Abstract: TH-PO280

The Impact of Debility on Inpatient Mortality and Hospital Costs of ESRD Patients in the United States: A Nationwide Study

Session Information

Category: Dialysis

  • 701 Dialysis: Hemodialysis and Frequent Dialysis
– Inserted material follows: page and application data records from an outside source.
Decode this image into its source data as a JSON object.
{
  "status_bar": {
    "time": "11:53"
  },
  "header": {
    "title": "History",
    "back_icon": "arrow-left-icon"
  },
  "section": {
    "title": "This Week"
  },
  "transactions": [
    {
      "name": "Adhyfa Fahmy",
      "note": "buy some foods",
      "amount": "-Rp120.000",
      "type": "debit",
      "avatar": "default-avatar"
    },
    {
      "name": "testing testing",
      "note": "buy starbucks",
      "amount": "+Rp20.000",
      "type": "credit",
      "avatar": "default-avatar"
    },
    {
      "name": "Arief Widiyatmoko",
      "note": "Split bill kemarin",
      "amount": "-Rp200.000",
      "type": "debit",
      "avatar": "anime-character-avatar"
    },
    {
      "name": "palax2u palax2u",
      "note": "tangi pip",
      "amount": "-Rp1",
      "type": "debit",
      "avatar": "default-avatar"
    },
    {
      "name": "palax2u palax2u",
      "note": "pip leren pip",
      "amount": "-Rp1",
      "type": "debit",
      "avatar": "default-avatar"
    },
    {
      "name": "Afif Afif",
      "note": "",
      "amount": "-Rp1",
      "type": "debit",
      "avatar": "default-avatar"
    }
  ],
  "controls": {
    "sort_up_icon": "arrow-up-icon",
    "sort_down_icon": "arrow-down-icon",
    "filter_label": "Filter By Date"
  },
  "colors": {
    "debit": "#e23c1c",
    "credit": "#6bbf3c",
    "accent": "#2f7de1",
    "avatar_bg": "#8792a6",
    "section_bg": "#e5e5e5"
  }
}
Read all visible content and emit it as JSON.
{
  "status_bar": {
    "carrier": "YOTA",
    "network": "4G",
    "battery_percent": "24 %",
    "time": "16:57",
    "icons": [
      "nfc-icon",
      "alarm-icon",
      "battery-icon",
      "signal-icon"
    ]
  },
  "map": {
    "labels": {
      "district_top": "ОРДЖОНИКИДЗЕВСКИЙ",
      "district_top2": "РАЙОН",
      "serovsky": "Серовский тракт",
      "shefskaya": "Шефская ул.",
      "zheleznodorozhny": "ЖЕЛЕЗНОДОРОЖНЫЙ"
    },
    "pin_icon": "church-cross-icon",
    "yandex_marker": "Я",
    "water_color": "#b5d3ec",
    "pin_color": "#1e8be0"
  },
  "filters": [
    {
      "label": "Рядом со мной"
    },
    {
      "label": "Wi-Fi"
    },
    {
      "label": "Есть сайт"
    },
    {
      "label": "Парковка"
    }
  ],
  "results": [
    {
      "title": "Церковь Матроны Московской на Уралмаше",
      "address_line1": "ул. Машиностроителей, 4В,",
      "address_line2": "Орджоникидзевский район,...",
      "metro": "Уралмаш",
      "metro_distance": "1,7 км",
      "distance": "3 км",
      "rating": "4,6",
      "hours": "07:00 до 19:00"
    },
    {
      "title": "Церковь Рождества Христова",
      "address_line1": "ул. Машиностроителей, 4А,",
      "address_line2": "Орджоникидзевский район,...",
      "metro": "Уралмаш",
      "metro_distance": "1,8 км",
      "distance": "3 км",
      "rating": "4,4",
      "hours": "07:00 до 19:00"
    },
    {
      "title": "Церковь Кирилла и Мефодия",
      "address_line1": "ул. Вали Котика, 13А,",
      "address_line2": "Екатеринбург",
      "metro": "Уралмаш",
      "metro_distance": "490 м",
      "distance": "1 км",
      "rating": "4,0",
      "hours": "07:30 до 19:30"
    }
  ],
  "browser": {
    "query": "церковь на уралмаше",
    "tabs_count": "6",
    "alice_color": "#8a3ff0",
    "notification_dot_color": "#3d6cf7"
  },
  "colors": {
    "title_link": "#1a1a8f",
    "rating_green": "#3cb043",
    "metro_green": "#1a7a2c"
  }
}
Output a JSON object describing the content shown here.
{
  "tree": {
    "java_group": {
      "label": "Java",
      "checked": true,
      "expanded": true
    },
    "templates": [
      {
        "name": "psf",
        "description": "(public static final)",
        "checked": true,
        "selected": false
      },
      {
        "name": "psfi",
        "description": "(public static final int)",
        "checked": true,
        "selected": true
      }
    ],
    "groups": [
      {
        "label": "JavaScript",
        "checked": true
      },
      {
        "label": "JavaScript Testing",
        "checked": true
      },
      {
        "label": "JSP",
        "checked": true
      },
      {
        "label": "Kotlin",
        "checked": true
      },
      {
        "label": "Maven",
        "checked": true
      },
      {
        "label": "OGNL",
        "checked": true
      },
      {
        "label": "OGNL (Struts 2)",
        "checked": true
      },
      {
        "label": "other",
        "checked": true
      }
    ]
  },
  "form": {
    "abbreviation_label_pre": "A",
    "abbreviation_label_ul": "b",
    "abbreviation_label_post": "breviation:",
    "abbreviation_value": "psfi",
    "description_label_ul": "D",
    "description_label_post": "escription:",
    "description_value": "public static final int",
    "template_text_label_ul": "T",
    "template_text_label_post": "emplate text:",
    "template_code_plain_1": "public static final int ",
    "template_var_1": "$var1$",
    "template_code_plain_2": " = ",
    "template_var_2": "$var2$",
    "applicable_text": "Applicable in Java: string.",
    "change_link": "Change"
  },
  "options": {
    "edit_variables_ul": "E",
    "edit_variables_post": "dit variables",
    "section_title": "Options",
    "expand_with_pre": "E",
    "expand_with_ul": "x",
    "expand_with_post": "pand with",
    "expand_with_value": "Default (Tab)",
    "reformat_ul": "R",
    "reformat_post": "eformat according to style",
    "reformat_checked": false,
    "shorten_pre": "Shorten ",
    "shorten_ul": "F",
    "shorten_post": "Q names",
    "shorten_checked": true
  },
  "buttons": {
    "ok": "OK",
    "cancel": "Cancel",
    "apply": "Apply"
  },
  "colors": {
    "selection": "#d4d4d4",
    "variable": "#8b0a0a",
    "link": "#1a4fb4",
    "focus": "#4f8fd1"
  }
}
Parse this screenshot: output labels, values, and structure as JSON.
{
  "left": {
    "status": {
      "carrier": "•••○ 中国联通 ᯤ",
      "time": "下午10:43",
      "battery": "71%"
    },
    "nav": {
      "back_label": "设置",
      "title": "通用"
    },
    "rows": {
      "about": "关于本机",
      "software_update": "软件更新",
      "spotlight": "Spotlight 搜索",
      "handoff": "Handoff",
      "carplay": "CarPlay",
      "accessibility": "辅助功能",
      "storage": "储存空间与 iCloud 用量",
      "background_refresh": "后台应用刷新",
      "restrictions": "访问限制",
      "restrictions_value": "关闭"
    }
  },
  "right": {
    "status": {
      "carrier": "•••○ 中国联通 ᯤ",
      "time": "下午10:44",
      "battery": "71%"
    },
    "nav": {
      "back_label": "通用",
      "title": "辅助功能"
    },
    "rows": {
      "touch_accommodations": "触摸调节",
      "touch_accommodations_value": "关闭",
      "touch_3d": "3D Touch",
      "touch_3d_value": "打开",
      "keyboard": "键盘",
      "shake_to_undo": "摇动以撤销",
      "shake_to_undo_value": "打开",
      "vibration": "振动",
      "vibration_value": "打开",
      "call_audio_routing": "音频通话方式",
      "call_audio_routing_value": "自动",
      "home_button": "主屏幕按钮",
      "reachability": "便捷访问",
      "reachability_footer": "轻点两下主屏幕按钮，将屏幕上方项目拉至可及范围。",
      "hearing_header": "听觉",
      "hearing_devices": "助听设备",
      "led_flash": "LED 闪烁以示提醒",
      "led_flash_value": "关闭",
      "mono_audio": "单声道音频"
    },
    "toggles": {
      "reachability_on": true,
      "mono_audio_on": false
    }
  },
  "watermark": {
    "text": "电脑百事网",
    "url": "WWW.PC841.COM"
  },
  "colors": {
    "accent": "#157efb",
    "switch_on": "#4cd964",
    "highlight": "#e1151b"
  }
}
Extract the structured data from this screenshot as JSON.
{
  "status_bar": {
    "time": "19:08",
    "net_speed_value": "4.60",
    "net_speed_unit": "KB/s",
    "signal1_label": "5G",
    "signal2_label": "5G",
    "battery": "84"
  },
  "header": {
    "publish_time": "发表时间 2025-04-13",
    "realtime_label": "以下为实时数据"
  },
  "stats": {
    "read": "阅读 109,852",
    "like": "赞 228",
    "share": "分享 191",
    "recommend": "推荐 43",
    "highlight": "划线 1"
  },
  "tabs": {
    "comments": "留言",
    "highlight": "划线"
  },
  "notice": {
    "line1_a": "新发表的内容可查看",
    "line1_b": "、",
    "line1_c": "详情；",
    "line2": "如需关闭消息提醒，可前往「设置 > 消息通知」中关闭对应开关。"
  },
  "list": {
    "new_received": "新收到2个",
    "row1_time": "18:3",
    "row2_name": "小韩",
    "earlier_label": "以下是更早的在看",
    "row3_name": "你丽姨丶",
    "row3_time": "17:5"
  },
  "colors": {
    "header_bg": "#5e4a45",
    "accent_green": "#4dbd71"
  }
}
  • Nader, Mark Abi, Kidney Care consultants, Memphis, Tennessee, United States
  • Hassan, Oussama, Royal London Hospital, Austin, Texas, United States
  • Aguilar Campos, Rodrigo, Georgetown University Hospital, Washington, District of Columbia, United States
  • Shafique, Rehan, Kidney Care consultants, Memphis, Tennessee, United States
  • Cervantes, Carmen Elena, Aventura Hospital and Medical Center, Aventura, Florida, United States
  • Correa, Ricardo, University of Arizona, Phoenix, Arizona, United States
  • Sharma, Prabin, Yale University Bridgeport Hospital, Bridgeport, Connecticut, United States
  • Vo, Hieu Q., University of Tennessee, Memphis, Tennessee, United States
  • Hamze, Omar, Kidney Care Consultants, Memphis, Tennessee, United States
  • Gordon, Judit, Medstar Georgeotown University Hospital, Washington, District of Columbia, United States
  • Li, Ping, George Washington University, Washington, District of Columbia, United States

Patients on dialysis often suffer from muscle wasting and reduced exercise tolerance compared with the general population. The impact for this debility on the in-patient dialysis population remains unclear. The purpose of the current study was to determine the inpatient mortality and cost effects of debility between dialysis patients.


Data was extracted from the 2005 to 2012 Nationwide Inpatient Sample (NIS). Using propensity score matching, end stage renal disease (ESRD) patients with debility were matched with ESRD patients without debility at a 1:1 ratio. We compared inpatient mortality, length of stay and total hospital charges between both groups. Analyses were performed using SAS version 9.3 (SAS Institute, Cary, NC, USA).


Among 1,070,450 hospitalized ESRD patients during 2005 to 2012; only 16,810 (1.57%) were identified with debility. These patients were associated with significantly higher rate of gastrointestinal bleed (2.01 vs 1.77%; p=0.02), obesity (11.92 vs 8.37%), acute CHF (39.12 vs 33.94%; p=0.0001), Atrial fibrillation (23.11 vs 15.06%; p=0.0001) and CAD (41.74 vs 33.99; p=0.0001). Surprisingly, ESRD patients with debility had a significantly lower in-hospital mortality compared with ESRD patients without debility before (4.52 vs 5.09%; p=0.001) and after matching (4.53 vs 6.17%, p = 0.0001). Mean length of stay for those with debility was 11.12 days compared with 7.53 days (p < 0.0001). Similarly, mean hospital charges were greater for those who had debility compared with control ($69,596 vs $57,752; p < 0.001).


Debility in dialysis patients appears to have a lower in hospital mortality compared to more conditioned ESRD patients. It does however increase the costs and length of stay. Interventions to lower debility may help reduce hospital expenditures.